You’ve been transformed from just being dirt—to dirt that can smile, can see, can appreciate. This did not happen so you could be miserable; that’s pointless. That’s pointless! Pointless, illogical....
So, you know, to me, it’s all these beliefs that we have—and we hang onto them. They produce nothing. They don’t even cluck; they don’t even lay an egg—but we keep them. And we keep them; we keep them and keep them.
And when do we take that challenge of knowing?
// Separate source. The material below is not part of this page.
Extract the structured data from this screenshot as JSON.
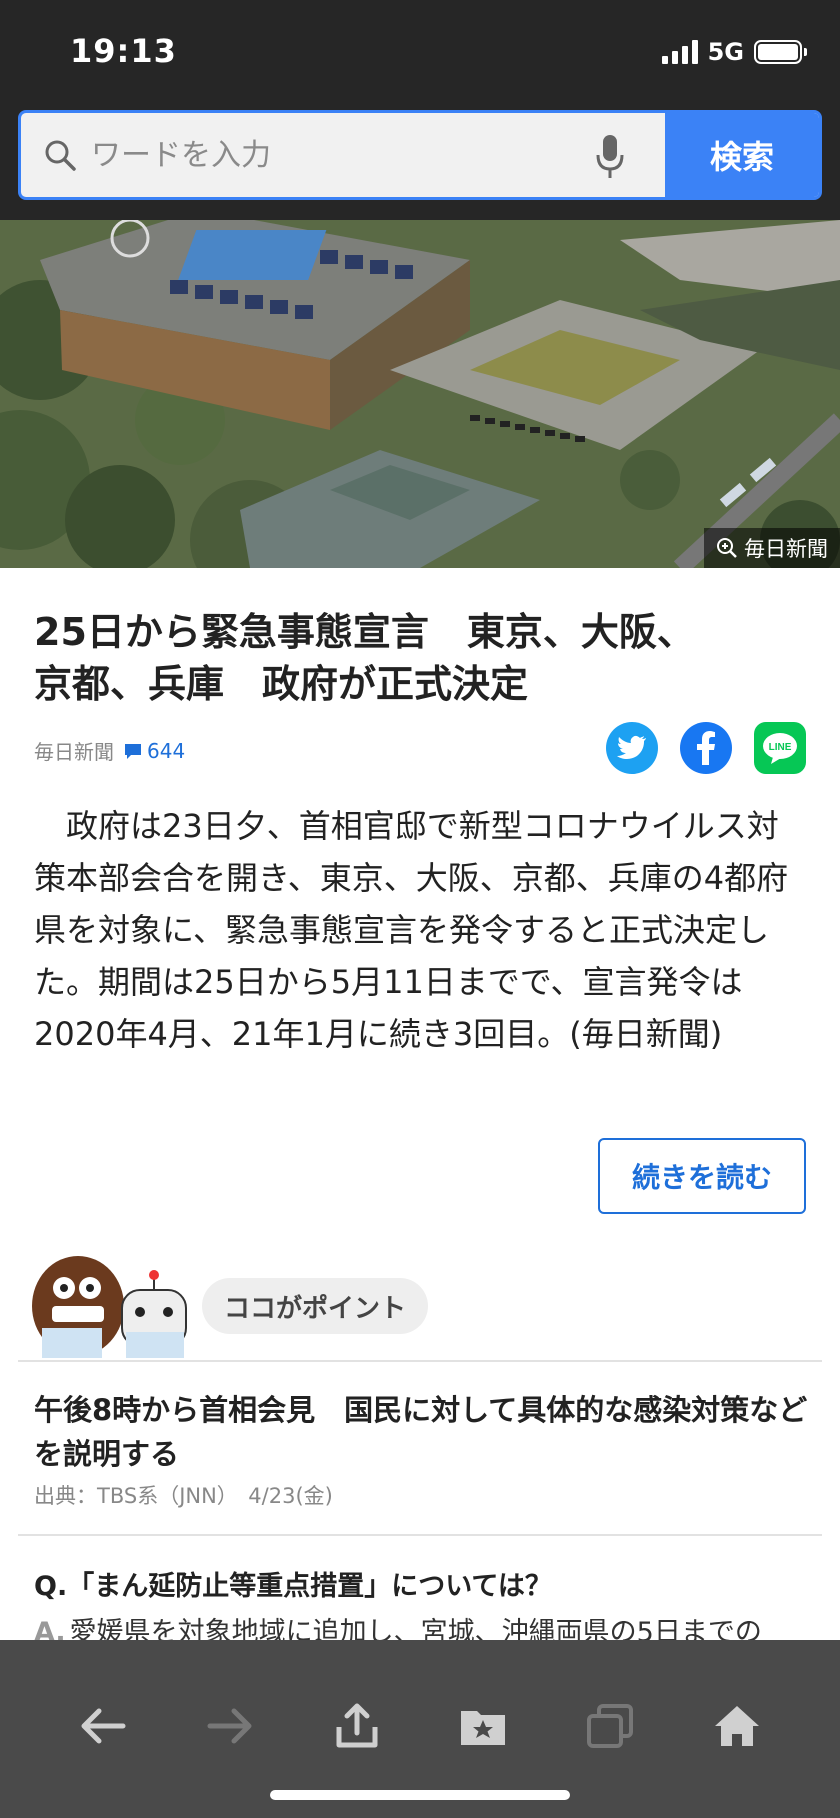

Because first in that list of that challenge of knowing would be to “know thyself.” And when you do know yourself, one day would be enough to then unfold what needs to unfold to know yourself.
It is the most amazing thing to point to a person and to say, “Do you know yourself; do you know who you are; do you know your strength?” I know you know your weaknesses; I know you do. But do you know your strength? Do you know your strength?
Do you know—I know you know what you don’t have. I know you know what you don’t have, but do you know what you do have?
Have you found your gift? Every human being on the face of this earth has a gift. And when you find that gift and pursue that gift to no end, then you have just created your destiny. But you will never know what that gift is till you know yourself. And the day you know yourself, then one day would be enough. And that’s what I mean by, “One day would be enough.”
Where is the integrity of the human being? Where is the integrity of the human being? Where is the integrity of that being that has been in the making for millions and millions of years—and unknowingly or knowingly, (mostly unknowingly), so many creatures sacrificed themselves so you could be just like you are.
This world today does not reflect that. The tragedies that we see happening where there is no respect of human life—this is what happens.
You’re a human being—be a human being. That’s who you are. You are a human being. Be a human being. That’s all you have to be. And you don’t need to live a thousand years to be a human being, because one day would be enough.